A: It all has to do with discipline, which is not a strong point of mine. If I sit down and work at it every day, every morning for a couple hours, there’s some songs there. But I get little notions, put on a piece of paper and in a folder. Some of these folders get lost in different places. But I’ll piece together ideas, have written whole songs (like that). I’m very slow as a songwriter.
Q: You have made the comment that the difference in the early ’60s music scenes of Boston and New York was that Boston was less driven, more ‘music-centered,’ and that New York was more ‘show biz’ with artists eager to make it big and get out on the road. How would you describe the Chicago scene at that same time?
A: I think that the Chicago scene was in between, but probably closer to the Cambridge scene, emphasis on the music and having fun. Steve Goodman was certainly way up in that vanguard. I remember people sitting on the floor on pillows, and the wonderful, warm environment in Chicago. I played Amazingrace, Earl of Old Town, Somebody Else’s Troubles.
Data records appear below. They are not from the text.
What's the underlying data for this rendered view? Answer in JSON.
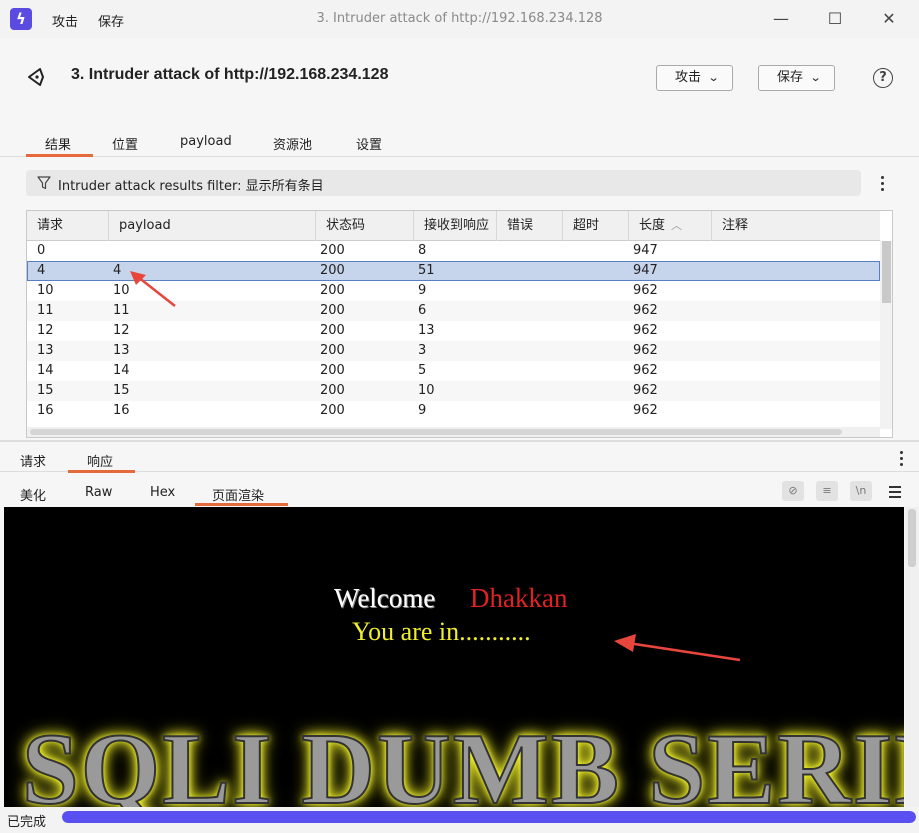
{
  "titlebar": {
    "menu": [
      "攻击",
      "保存"
    ],
    "window_title": "3. Intruder attack of http://192.168.234.128"
  },
  "header": {
    "title": "3. Intruder attack of http://192.168.234.128",
    "attack_button": "攻击",
    "save_button": "保存"
  },
  "tabs": [
    "结果",
    "位置",
    "payload",
    "资源池",
    "设置"
  ],
  "active_tab": "结果",
  "filter": {
    "text": "Intruder attack results filter: 显示所有条目"
  },
  "table": {
    "columns": [
      "请求",
      "payload",
      "状态码",
      "接收到响应",
      "错误",
      "超时",
      "长度",
      "注释"
    ],
    "sorted_column": "长度",
    "selected_request": "4",
    "rows": [
      [
        "0",
        "",
        "200",
        "8",
        "",
        "",
        "947",
        ""
      ],
      [
        "4",
        "4",
        "200",
        "51",
        "",
        "",
        "947",
        ""
      ],
      [
        "10",
        "10",
        "200",
        "9",
        "",
        "",
        "962",
        ""
      ],
      [
        "11",
        "11",
        "200",
        "6",
        "",
        "",
        "962",
        ""
      ],
      [
        "12",
        "12",
        "200",
        "13",
        "",
        "",
        "962",
        ""
      ],
      [
        "13",
        "13",
        "200",
        "3",
        "",
        "",
        "962",
        ""
      ],
      [
        "14",
        "14",
        "200",
        "5",
        "",
        "",
        "962",
        ""
      ],
      [
        "15",
        "15",
        "200",
        "10",
        "",
        "",
        "962",
        ""
      ],
      [
        "16",
        "16",
        "200",
        "9",
        "",
        "",
        "962",
        ""
      ]
    ]
  },
  "rr_tabs": [
    "请求",
    "响应"
  ],
  "active_rr_tab": "响应",
  "view_tabs": [
    "美化",
    "Raw",
    "Hex",
    "页面渲染"
  ],
  "active_view_tab": "页面渲染",
  "render": {
    "welcome": "Welcome",
    "username": "Dhakkan",
    "message": "You are in...........",
    "banner": "SQLI DUMB SERIES"
  },
  "status": {
    "text": "已完成",
    "progress": 1.0
  },
  "colors": {
    "accent": "#e46a3c",
    "selection": "#c7d5ec",
    "progress": "#5a4ff0",
    "annotation_arrow": "#e8463c"
  }
}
Q: Asked what he recalled about Steve Goodman, Rush offered up a story:
A: I was playing in Boulder, Colorado, I think it was Tulagi’s, and Steve came. He was in town and came by, and we hung out after the show. He had bought this stuffed rabbit for his daughter, a bright pink stuffed rabbit, taller than he was, and we were sitting on a couch, with Steve’s arm around this rabbit. Then after the show, Steve went out and tried to catch a cab. It was snowing hard, and Steve was standing under a streetlight with his arm around this rabbit trying to hail a cab. The cabs would slow down, take a look at him, then speed off into the night. So I had Steve hide in the alley while I secured a cab for him.
Q: What can people expect at your upcoming show in Evanston?
A: It’ll be a solo acoustic, which is my favorite format, as it allows me the ability to ramble a little more freely.
Q: I see you’re on Facebook. Do you like social media? What do you think of the internet and social media and its impact on the music business?
A: Yes, I’ve got my toe in the water. But I’m not (yet) on Twitter. Facebook is kind of nice. My fans feel like they have a personal relationship with me. Just recently someone came up to me at a show and asked me to sign something. When I asked who it was for, they said “it’s for me” like I knew their name. I love it. And kids know about me from the Internet, seems I’m seeing more young faces in the audience. I actually had some college kids bring their parents to a show. When I said to the parents, “did you drag them with you?” they said, “no, they dragged us!” The industry? The day of the “star” is waning. The Top 40 side of things is shrinking. Performers have to go on stage now, can’t rely on CD sales. What the industry pumps out is no longer a mountain. It has become no more than a molehill.